__WHAT TO PRODUCE__:
Please copy every line from the following entries in which the word "application" appears.

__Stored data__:
************
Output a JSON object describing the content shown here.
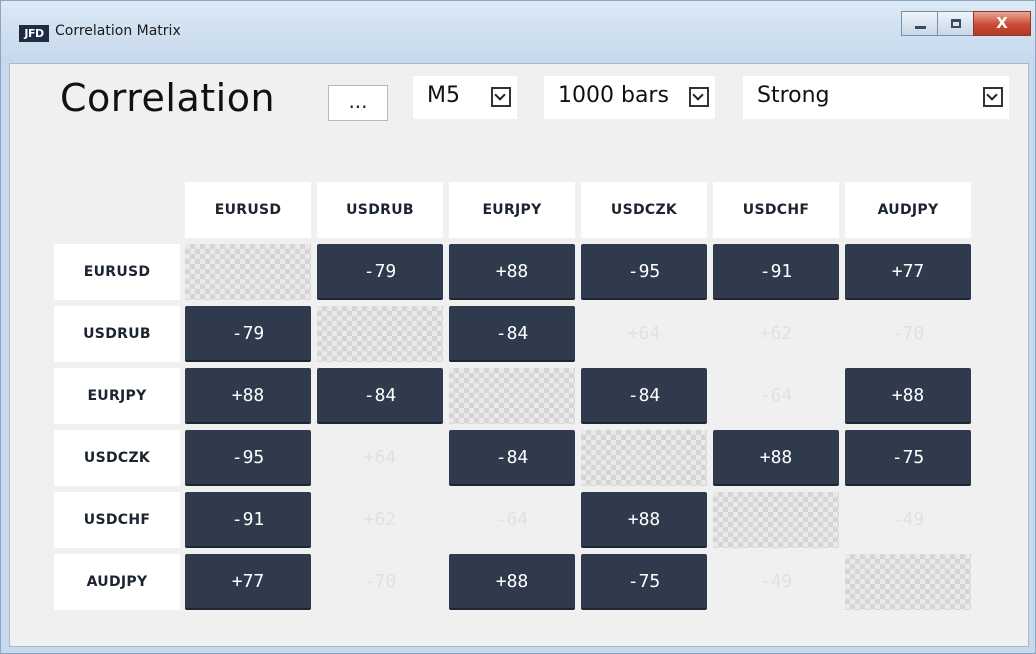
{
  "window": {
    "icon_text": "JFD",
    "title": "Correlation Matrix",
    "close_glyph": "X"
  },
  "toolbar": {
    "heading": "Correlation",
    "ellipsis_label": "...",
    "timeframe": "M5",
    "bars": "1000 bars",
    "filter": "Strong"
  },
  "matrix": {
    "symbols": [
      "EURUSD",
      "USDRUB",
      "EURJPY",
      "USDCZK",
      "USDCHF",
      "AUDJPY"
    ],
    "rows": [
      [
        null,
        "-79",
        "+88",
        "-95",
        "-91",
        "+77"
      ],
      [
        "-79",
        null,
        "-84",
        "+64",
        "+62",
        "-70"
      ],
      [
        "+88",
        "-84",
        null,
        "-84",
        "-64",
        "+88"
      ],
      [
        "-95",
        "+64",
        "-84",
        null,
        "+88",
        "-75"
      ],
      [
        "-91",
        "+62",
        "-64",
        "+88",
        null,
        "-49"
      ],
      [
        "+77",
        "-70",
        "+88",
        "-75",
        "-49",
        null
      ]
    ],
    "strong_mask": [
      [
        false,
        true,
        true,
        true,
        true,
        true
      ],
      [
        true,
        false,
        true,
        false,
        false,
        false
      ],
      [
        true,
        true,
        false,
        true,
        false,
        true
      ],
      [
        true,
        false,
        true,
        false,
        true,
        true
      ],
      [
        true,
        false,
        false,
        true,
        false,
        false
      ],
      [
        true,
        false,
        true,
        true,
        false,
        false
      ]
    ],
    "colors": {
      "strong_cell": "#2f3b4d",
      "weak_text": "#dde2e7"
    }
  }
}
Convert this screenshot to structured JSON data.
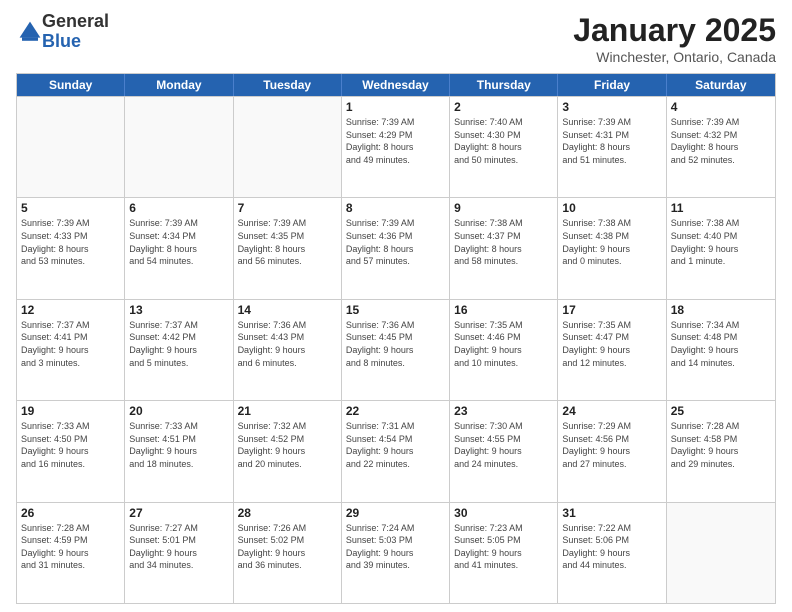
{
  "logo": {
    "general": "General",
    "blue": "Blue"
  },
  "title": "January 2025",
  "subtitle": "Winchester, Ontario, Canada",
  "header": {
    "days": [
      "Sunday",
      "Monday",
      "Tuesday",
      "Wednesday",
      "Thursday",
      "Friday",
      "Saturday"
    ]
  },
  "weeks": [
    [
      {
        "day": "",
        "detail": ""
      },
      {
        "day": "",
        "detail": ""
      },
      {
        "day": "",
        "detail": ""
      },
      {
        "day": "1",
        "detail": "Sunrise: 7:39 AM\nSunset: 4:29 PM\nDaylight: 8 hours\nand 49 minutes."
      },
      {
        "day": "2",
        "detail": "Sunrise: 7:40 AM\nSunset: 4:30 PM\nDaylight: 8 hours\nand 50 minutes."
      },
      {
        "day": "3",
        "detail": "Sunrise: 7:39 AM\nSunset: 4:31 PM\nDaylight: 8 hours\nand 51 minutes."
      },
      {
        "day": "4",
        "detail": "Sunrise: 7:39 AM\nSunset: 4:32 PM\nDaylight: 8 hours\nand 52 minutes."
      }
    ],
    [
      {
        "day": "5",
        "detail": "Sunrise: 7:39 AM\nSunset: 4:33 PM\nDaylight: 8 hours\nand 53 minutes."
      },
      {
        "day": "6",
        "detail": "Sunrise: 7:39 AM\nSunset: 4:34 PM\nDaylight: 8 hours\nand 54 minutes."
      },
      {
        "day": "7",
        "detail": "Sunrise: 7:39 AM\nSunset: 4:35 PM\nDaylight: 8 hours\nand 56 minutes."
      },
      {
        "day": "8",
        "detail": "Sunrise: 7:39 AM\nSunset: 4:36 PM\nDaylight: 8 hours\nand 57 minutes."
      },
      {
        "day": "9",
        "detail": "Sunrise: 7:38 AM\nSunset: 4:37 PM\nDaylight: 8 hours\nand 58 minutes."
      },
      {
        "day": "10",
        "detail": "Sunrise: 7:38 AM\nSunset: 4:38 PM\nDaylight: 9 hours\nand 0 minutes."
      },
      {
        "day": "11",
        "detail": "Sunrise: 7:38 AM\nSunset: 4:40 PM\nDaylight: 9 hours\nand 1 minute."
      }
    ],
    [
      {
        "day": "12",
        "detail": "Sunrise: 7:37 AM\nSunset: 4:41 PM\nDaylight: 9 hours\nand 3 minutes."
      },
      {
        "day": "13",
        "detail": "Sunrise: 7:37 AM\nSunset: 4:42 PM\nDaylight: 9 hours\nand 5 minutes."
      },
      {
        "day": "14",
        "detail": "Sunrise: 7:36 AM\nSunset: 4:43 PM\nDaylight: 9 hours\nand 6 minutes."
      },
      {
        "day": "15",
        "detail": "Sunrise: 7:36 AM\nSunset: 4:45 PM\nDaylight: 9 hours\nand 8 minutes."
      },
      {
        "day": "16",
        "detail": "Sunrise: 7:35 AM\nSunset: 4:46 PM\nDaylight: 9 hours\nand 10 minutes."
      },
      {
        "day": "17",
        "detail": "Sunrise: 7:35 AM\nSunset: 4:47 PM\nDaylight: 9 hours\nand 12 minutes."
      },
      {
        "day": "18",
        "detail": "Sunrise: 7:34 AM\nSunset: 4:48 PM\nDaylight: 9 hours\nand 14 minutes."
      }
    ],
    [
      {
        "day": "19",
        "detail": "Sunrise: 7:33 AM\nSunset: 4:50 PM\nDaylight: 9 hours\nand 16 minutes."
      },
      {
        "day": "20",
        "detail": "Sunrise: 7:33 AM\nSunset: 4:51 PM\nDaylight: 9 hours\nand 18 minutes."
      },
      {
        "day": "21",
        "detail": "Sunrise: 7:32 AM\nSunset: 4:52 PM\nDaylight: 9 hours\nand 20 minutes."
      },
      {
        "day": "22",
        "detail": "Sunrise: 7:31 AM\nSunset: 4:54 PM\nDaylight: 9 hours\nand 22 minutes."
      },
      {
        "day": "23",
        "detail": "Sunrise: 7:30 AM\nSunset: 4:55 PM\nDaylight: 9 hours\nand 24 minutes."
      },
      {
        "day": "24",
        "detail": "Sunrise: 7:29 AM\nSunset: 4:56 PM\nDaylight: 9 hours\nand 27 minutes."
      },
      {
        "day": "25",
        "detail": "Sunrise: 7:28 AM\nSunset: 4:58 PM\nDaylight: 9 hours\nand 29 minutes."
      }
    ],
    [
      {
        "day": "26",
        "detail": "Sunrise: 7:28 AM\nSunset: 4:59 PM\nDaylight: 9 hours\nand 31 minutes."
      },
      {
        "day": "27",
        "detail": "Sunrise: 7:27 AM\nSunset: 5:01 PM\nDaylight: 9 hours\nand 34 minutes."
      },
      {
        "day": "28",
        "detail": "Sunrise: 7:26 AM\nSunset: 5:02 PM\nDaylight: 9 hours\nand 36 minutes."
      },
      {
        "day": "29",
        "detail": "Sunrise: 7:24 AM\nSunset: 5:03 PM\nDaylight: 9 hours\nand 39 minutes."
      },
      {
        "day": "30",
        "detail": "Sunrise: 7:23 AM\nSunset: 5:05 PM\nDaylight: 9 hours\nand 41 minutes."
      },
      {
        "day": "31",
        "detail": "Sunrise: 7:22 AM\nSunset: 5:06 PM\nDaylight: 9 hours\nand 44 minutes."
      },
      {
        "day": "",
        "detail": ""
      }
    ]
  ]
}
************
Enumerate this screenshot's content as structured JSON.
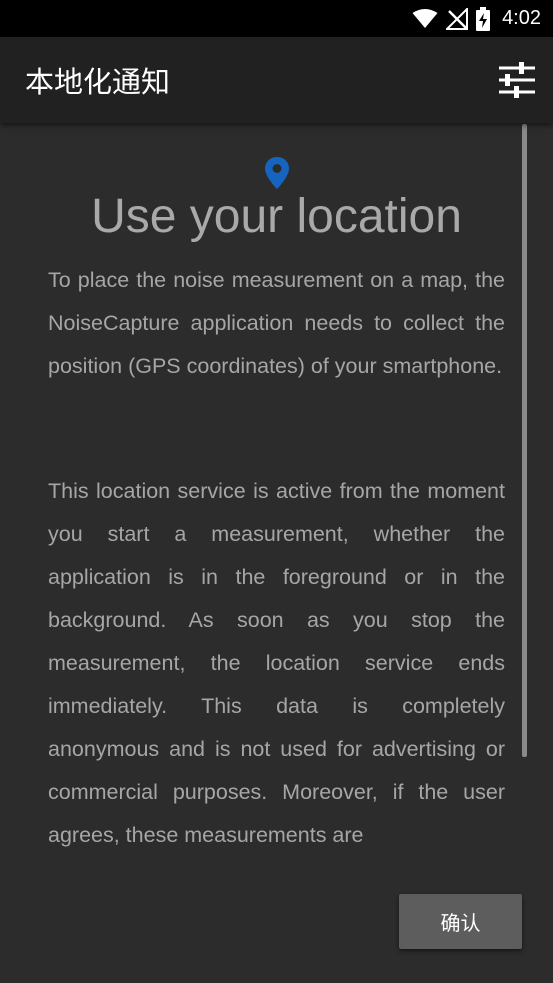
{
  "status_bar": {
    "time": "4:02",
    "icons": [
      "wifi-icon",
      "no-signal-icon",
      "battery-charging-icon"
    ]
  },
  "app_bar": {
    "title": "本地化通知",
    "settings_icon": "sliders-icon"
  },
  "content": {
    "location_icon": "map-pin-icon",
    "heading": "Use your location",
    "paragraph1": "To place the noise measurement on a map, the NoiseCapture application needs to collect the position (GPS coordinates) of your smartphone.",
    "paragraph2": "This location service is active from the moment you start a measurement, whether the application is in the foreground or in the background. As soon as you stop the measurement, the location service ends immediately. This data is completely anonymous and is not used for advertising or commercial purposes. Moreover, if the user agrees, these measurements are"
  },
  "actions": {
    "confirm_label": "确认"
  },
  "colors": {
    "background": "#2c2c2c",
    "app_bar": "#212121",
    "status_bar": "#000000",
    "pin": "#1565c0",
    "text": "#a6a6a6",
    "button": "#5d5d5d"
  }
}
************
__ANSWER TO THIS PROBLEM__:
    "paragraph1": "To place the noise measurement on a map, the NoiseCapture application needs to collect the position (GPS coordinates) of your smartphone.",
    "paragraph2": "This location service is active from the moment you start a measurement, whether the application is in the foreground or in the background. As soon as you stop the measurement, the location service ends immediately. This data is completely anonymous and is not used for advertising or commercial purposes. Moreover, if the user agrees, these measurements are"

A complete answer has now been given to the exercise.